Several systematic reviews compared recombinant gonadotrophin with urinary gonadotrophins (HMG, purified FSH, highly purified FSH) for ovarian hyperstimulation in IVF and ICSI cycles and these reported conflicting results. Each of these reviews used different inclusion and exclusion criteria for trials. Our aim in producing this review was to bring together all randomised studies in this field under common inclusion criteria with consistent and valid statistical methods.
To compare the effectiveness of recombinant gonadotrophin (rFSH) with the three main types of urinary gonadotrophins (i.e. HMG, FSH-P and FSH-HP) for ovarian stimulation in women undergoing IVF or ICSI treatment cycles.
An extended search was done according to Cochrane guidelines including the Menstrual Disorders & Subfertility Group's Specialised Register of controlled trials (up to May 2010), The Cochrane Central Register of Controlled Trials (up to May 2010), MEDLINE (1966 to May 2010), EMBASE (1980 to May 2010), CINAHL (1982 to May 2010), National Research Register, and Current Controlled Trials (up to May 2010).
All randomised controlled trials reporting data comparing clinical outcomes for women undergoing IVF/ICSI cycles and using recombinant FSH in comparison with HMG or highly purified HMG, purified urinary FSH (FSH-P), and highly purified urinary FSH (FSH-HP) for ovarian hyperstimulation in IVF or ICSI cycles were included.

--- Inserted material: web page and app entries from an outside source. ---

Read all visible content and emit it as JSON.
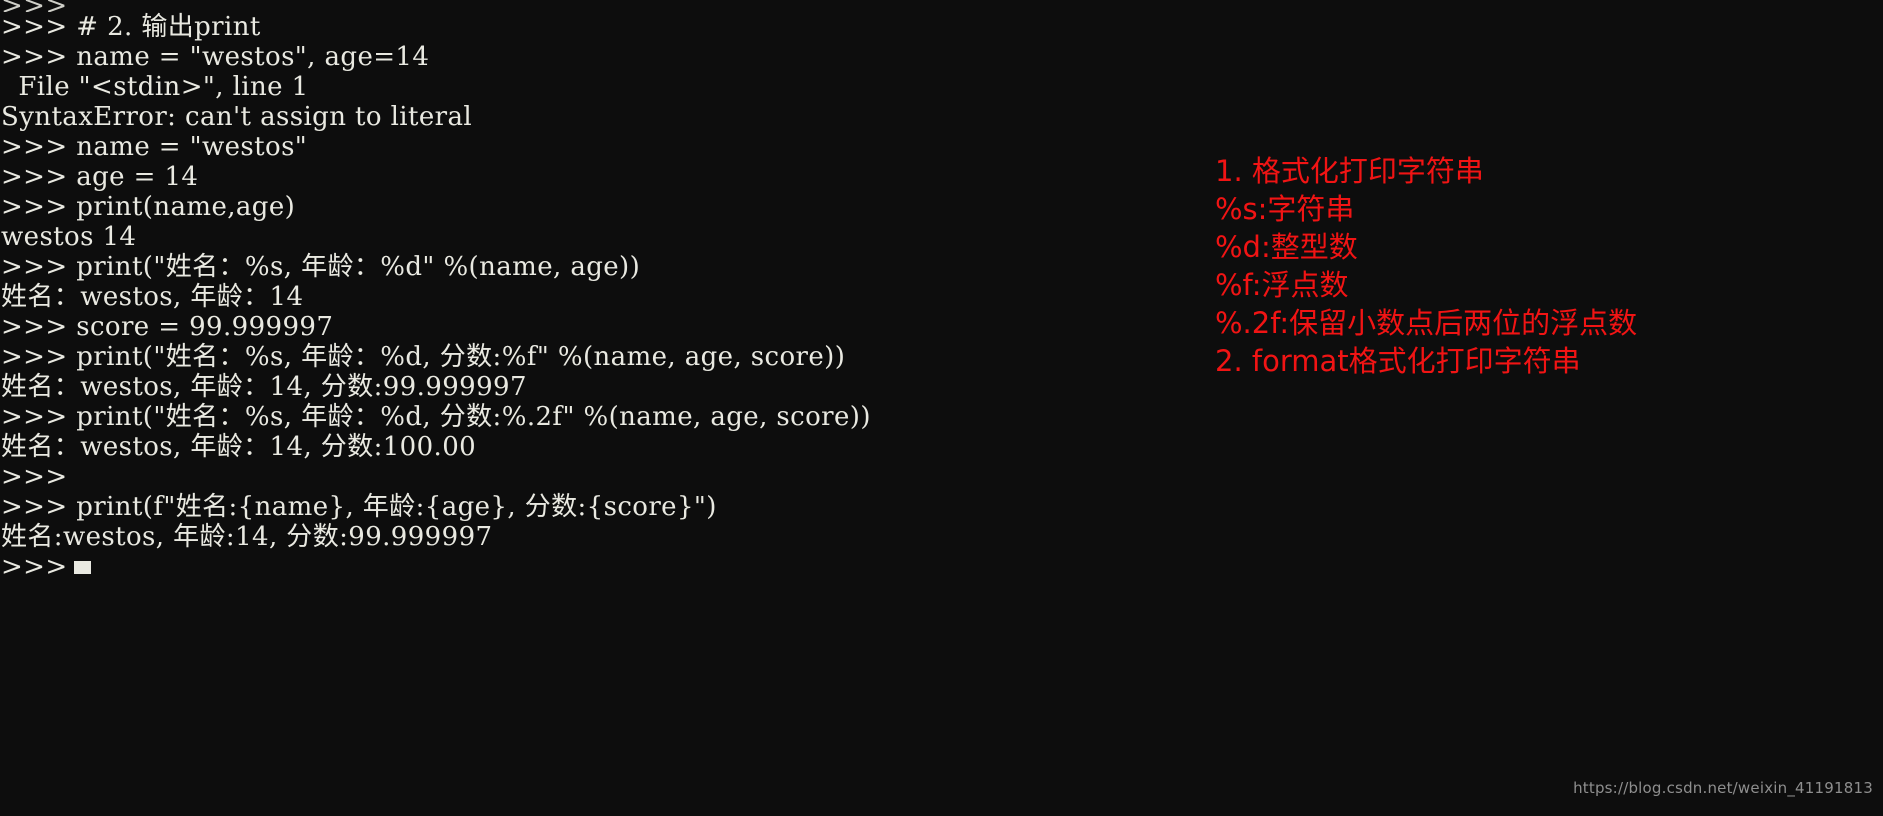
{
  "window": {
    "title": "Python interactive shell",
    "background_color": "#0d0d0d",
    "text_color": "#e9e9e1",
    "accent_color": "#f11414"
  },
  "terminal": {
    "prompt": ">>>",
    "cursor": "block-cursor",
    "lines": [
      {
        "text": ">>>",
        "kind": "prompt-clipped"
      },
      {
        "text": ">>> # 2. 输出print",
        "kind": "input"
      },
      {
        "text": ">>> name = \"westos\", age=14",
        "kind": "input"
      },
      {
        "text": "  File \"<stdin>\", line 1",
        "kind": "output"
      },
      {
        "text": "SyntaxError: can't assign to literal",
        "kind": "output"
      },
      {
        "text": ">>> name = \"westos\"",
        "kind": "input"
      },
      {
        "text": ">>> age = 14",
        "kind": "input"
      },
      {
        "text": ">>> print(name,age)",
        "kind": "input"
      },
      {
        "text": "westos 14",
        "kind": "output"
      },
      {
        "text": ">>> print(\"姓名：%s, 年龄：%d\" %(name, age))",
        "kind": "input"
      },
      {
        "text": "姓名：westos, 年龄：14",
        "kind": "output"
      },
      {
        "text": ">>> score = 99.999997",
        "kind": "input"
      },
      {
        "text": ">>> print(\"姓名：%s, 年龄：%d, 分数:%f\" %(name, age, score))",
        "kind": "input"
      },
      {
        "text": "姓名：westos, 年龄：14, 分数:99.999997",
        "kind": "output"
      },
      {
        "text": ">>> print(\"姓名：%s, 年龄：%d, 分数:%.2f\" %(name, age, score))",
        "kind": "input"
      },
      {
        "text": "姓名：westos, 年龄：14, 分数:100.00",
        "kind": "output"
      },
      {
        "text": ">>>",
        "kind": "input"
      },
      {
        "text": ">>> print(f\"姓名:{name}, 年龄:{age}, 分数:{score}\")",
        "kind": "input"
      },
      {
        "text": "姓名:westos, 年龄:14, 分数:99.999997",
        "kind": "output"
      }
    ],
    "final_prompt": ">>>"
  },
  "annotations": {
    "color": "#f11414",
    "lines": [
      "1. 格式化打印字符串",
      "%s:字符串",
      "%d:整型数",
      "%f:浮点数",
      "%.2f:保留小数点后两位的浮点数",
      "2. format格式化打印字符串"
    ]
  },
  "watermark": {
    "text": "https://blog.csdn.net/weixin_41191813"
  }
}
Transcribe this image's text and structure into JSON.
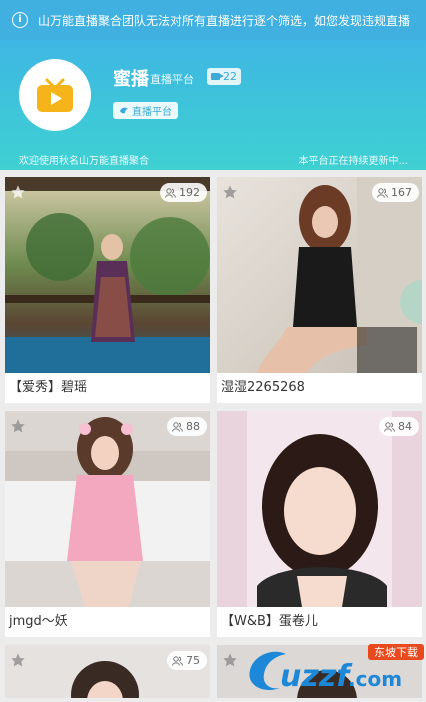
{
  "notice": {
    "icon": "info-icon",
    "text": "山万能直播聚合团队无法对所有直播进行逐个筛选，如您发现违规直播"
  },
  "header": {
    "title": "蜜播",
    "subtitle": "直播平台",
    "count": "22",
    "platform_label": "直播平台",
    "welcome": "欢迎使用秋名山万能直播聚合",
    "updating": "本平台正在持续更新中..."
  },
  "cards": [
    {
      "name": "【爱秀】碧瑶",
      "viewers": "192"
    },
    {
      "name": "湿湿2265268",
      "viewers": "167"
    },
    {
      "name": "jmgd～妖",
      "viewers": "88"
    },
    {
      "name": "【W&B】蛋卷儿",
      "viewers": "84"
    },
    {
      "name": "",
      "viewers": "75"
    },
    {
      "name": "",
      "viewers": ""
    }
  ],
  "watermark": {
    "brand": "uzzf.com",
    "tagline": "东坡下载"
  },
  "colors": {
    "accent": "#3fb0e0",
    "header_end": "#3fd0d2",
    "logo": "#f5b51a"
  }
}
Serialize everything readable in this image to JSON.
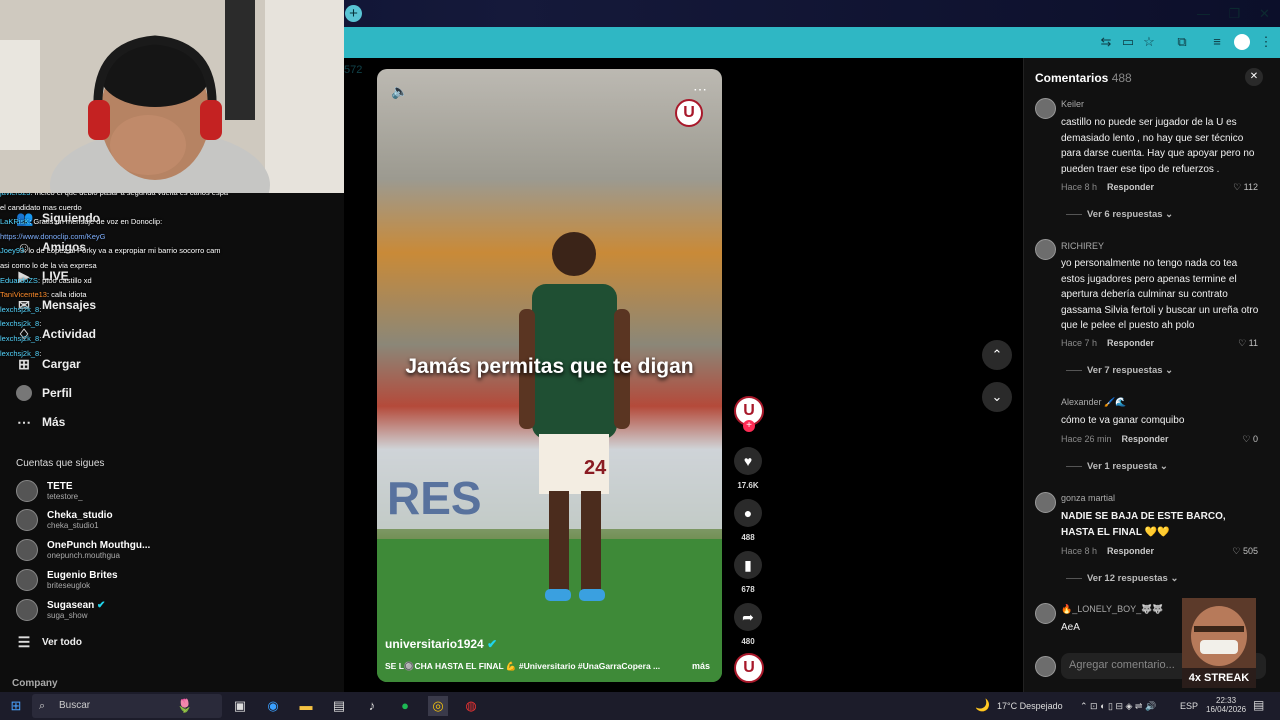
{
  "browser": {
    "url": "572"
  },
  "sidebar": {
    "nav": [
      {
        "icon": "following-icon",
        "label": "Siguiendo"
      },
      {
        "icon": "friends-icon",
        "label": "Amigos"
      },
      {
        "icon": "live-icon",
        "label": "LIVE"
      },
      {
        "icon": "messages-icon",
        "label": "Mensajes"
      },
      {
        "icon": "activity-icon",
        "label": "Actividad"
      },
      {
        "icon": "upload-icon",
        "label": "Cargar"
      },
      {
        "icon": "profile-icon",
        "label": "Perfil"
      },
      {
        "icon": "more-icon",
        "label": "Más"
      }
    ],
    "following_title": "Cuentas que sigues",
    "accounts": [
      {
        "name": "TETE",
        "handle": "tetestore_"
      },
      {
        "name": "Cheka_studio",
        "handle": "cheka_studio1"
      },
      {
        "name": "OnePunch Mouthgu...",
        "handle": "onepunch.mouthgua"
      },
      {
        "name": "Eugenio Brites",
        "handle": "briteseuglok"
      },
      {
        "name": "Sugasean",
        "handle": "suga_show"
      }
    ],
    "see_all": "Ver todo",
    "company": "Company"
  },
  "chat": [
    {
      "user": "javier323",
      "text": ": Inelco el que debio pasar a segunda vuelta es carlos espa el candidato mas cuerdo"
    },
    {
      "user": "LaKRisK",
      "text": ": Gratis un mensaje de voz en Donoclip:",
      "link": "https://www.donoclip.com/KeyG"
    },
    {
      "user": "Joey93",
      "text": ": lo de Lopez al Porky va a expropiar mi barrio socorro cam asi como lo de la via expresa"
    },
    {
      "user": "EduardoZS",
      "text": ": ptoo castillo xd"
    },
    {
      "user": "TaniVicente13",
      "text": ": calla idiota"
    },
    {
      "user": "lexchsj2k_8",
      "text": ":"
    },
    {
      "user": "lexchsj2k_8",
      "text": ":"
    },
    {
      "user": "lexchsj2k_8",
      "text": ":"
    },
    {
      "user": "lexchsj2k_8",
      "text": ":"
    }
  ],
  "video": {
    "caption": "Jamás permitas que te digan",
    "author": "universitario1924",
    "description": "SE L🔘CHA HASTA EL FINAL 💪 #Universitario #UnaGarraCopera ...",
    "more": "más",
    "jersey_number": "24",
    "likes": "17.6K",
    "comments": "488",
    "saves": "678",
    "shares": "480"
  },
  "comments_panel": {
    "title": "Comentarios",
    "count": "488",
    "items": [
      {
        "user": "Keiler",
        "text": "castillo no puede ser jugador de la U es demasiado lento , no hay que ser técnico para darse cuenta. Hay que apoyar pero no pueden traer ese tipo de refuerzos .",
        "time": "Hace 8 h",
        "reply": "Responder",
        "likes": "112",
        "replies": "Ver 6 respuestas"
      },
      {
        "user": "RICHIREY",
        "text": "yo personalmente no tengo nada co tea estos jugadores pero apenas termine el apertura debería culminar su contrato gassama Silvia fertoli y buscar un ureña otro que le pelee el puesto ah polo",
        "time": "Hace 7 h",
        "reply": "Responder",
        "likes": "11",
        "replies": "Ver 7 respuestas"
      },
      {
        "user": "Alexander 🖌️🌊",
        "text": "cómo te va ganar comquibo",
        "time": "Hace 26 min",
        "reply": "Responder",
        "likes": "0",
        "replies": "Ver 1 respuesta"
      },
      {
        "user": "gonza martial",
        "text": "NADIE SE BAJA DE ESTE BARCO, HASTA EL FINAL 💛💛",
        "time": "Hace 8 h",
        "reply": "Responder",
        "likes": "505",
        "replies": "Ver 12 respuestas"
      },
      {
        "user": "🔥_LONELY_BOY_🐺🐺",
        "text": "AeA"
      }
    ],
    "input_placeholder": "Agregar comentario...",
    "streak": "4x STREAK"
  },
  "taskbar": {
    "search": "Buscar",
    "weather": "17°C  Despejado",
    "lang": "ESP",
    "time": "22:33",
    "date": "16/04/2026"
  }
}
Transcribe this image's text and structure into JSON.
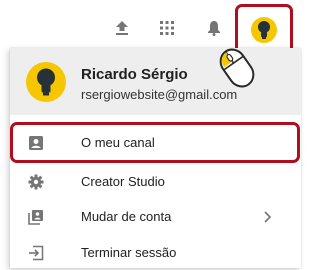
{
  "topbar": {
    "icons": [
      "upload-icon",
      "apps-icon",
      "bell-icon"
    ],
    "avatar_icon": "lightbulb-icon"
  },
  "account_menu": {
    "user_name": "Ricardo Sérgio",
    "user_email": "rsergiowebsite@gmail.com",
    "items": [
      {
        "label": "O meu canal",
        "icon": "channel-icon",
        "highlighted": true
      },
      {
        "label": "Creator Studio",
        "icon": "gear-icon"
      },
      {
        "label": "Mudar de conta",
        "icon": "switch-account-icon",
        "has_submenu": true
      },
      {
        "label": "Terminar sessão",
        "icon": "sign-out-icon"
      }
    ]
  },
  "colors": {
    "highlight": "#b00d1f",
    "avatar": "#f6c700",
    "profile_bg": "#eeeeee",
    "icon": "#757575"
  }
}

Data collection and analysis
Data selected by three reviewers (MvW, IK, and AV). Data extraction and risk assessment done by four reviewers (MvW, IK, AB and AV). Primary outcome measure was live birth rate and OHSS per randomised woman. Binary outcomes were analysed using odds ratios and also reported in absolute terms. Grouped analyses were carried out for all outcomes to explore whether relative effects differed due to key features of the trials.
We included 42 trials with a total of 9606 couples. Comparing rFSH to all other gonadotrophins combined, irrespective of the down-regulation protocol used, did not result in any evidence of a statistically significant difference in live birth rate (28 trials, 7339 couples, odds ratio (OR) 0.97, 95% CI 0.87 to 1.08). This suggests that for a group with a 25% live birth rate using urinary gonadotrophins the rate would be between 22.5% and 26.5% using rFSH. There was also no evidence of a difference in the OHSS rate (32 trials, 7740 couples, OR 1.18, 95% CI 0.86 to 1.61). This means that for a group with 2% risk of OHSS using urinary gonadotrophins, the risk would be between 1.7% and 3.2% using rFSH.
When different urinary gonadotrophins were considered separately, there were significantly fewer live births after rFSH than HMG (11 trials, N=3197, OR 0.84, 95% CI 0.72 to 0.99). This means that for a live birth rate of 25% using HMG, use of rFSH instead would be expected to result in a rate between 19% and 25%. There was no evidence of a difference in live births when rFSH was compared with FSH-P (5 trials, N=1430, OR 1.26, 95% CI 0.96 to 1.64) or when rFSH was compared with FSH-HP (13 trials, N=2712; OR 1.03, 95% CI 0.86 to 1.22).
Clinical choice of gonadotrophin should depend on availability, convenience and costs. Differences between urinary gonadotrophins were considered unlikely to be clinically significant. Further research on these comparisons is unlikely to identify substantive differences in effectiveness or safety.